Examine each line of the listing below. Copy those in which the string "Save" appears.

(GIVEN DATA Opens)

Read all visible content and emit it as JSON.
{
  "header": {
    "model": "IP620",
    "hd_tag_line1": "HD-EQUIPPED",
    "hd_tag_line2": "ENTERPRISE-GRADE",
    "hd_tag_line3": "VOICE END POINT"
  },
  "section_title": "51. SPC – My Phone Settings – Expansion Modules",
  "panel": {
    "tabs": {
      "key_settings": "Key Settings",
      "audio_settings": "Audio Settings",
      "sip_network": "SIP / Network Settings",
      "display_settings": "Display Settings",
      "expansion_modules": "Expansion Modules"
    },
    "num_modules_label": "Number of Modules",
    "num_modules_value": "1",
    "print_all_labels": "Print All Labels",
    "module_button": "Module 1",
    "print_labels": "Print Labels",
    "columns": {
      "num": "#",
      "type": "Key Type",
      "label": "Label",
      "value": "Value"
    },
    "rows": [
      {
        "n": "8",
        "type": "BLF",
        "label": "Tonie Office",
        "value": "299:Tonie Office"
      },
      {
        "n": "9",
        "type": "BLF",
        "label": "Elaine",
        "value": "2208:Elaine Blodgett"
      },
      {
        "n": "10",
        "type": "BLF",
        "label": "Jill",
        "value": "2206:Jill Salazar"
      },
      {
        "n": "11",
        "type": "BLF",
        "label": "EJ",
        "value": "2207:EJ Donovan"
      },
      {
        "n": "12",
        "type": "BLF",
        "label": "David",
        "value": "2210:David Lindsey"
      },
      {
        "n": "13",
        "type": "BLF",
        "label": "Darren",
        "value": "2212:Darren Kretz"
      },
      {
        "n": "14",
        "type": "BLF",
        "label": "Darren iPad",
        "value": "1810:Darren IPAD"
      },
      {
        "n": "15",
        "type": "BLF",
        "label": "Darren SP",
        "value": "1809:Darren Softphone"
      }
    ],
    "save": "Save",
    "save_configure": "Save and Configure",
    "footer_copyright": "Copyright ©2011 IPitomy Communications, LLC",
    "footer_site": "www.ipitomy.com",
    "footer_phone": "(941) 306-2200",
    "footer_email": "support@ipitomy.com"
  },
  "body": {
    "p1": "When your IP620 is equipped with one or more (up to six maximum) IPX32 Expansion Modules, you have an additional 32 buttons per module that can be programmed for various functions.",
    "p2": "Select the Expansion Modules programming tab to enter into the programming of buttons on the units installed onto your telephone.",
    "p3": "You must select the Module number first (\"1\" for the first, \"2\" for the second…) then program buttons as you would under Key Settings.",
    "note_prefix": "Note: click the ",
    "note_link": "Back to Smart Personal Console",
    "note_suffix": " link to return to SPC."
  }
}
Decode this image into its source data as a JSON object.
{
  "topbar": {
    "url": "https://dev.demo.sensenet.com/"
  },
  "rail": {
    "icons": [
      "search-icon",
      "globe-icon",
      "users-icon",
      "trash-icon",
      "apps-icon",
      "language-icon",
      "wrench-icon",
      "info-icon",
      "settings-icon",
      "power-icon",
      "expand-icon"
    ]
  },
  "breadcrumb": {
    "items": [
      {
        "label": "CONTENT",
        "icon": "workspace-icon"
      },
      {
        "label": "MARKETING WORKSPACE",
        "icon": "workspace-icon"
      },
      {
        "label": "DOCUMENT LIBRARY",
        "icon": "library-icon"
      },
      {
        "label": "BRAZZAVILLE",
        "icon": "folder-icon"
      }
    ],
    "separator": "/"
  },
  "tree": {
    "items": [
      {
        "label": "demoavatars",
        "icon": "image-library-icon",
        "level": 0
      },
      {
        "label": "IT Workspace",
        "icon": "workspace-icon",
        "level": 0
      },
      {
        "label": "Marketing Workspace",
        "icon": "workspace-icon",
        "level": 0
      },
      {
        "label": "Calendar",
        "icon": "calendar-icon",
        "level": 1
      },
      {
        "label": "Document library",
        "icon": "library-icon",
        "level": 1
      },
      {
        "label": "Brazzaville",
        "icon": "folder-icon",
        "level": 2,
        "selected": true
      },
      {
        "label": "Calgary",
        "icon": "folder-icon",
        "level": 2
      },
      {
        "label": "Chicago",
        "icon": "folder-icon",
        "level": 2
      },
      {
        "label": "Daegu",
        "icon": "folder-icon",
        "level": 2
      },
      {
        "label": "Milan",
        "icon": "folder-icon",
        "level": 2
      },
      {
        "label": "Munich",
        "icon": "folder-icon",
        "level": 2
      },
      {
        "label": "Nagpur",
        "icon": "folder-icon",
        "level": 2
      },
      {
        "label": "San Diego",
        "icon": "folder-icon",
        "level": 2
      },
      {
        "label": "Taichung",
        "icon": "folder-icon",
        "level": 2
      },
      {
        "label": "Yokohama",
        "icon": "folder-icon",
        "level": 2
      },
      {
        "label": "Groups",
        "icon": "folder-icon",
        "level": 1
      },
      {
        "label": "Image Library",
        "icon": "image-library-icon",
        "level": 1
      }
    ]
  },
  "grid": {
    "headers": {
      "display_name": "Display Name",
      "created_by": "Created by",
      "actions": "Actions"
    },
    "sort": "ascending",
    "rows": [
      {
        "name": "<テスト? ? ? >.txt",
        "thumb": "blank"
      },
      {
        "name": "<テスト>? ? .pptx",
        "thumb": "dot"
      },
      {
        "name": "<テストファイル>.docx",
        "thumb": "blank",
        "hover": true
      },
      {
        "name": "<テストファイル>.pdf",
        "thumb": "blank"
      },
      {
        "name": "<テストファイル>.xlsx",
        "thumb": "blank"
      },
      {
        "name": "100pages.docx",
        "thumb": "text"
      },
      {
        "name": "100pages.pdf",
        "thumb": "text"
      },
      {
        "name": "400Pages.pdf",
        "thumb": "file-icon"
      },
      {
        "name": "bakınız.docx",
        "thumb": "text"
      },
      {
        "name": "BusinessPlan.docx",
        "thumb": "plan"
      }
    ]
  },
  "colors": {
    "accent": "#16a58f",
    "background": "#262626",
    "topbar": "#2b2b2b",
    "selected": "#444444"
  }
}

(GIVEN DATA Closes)

**SOLUTION TO THE EXERCISE:**
    "save": "Save",
    "save_configure": "Save and Configure",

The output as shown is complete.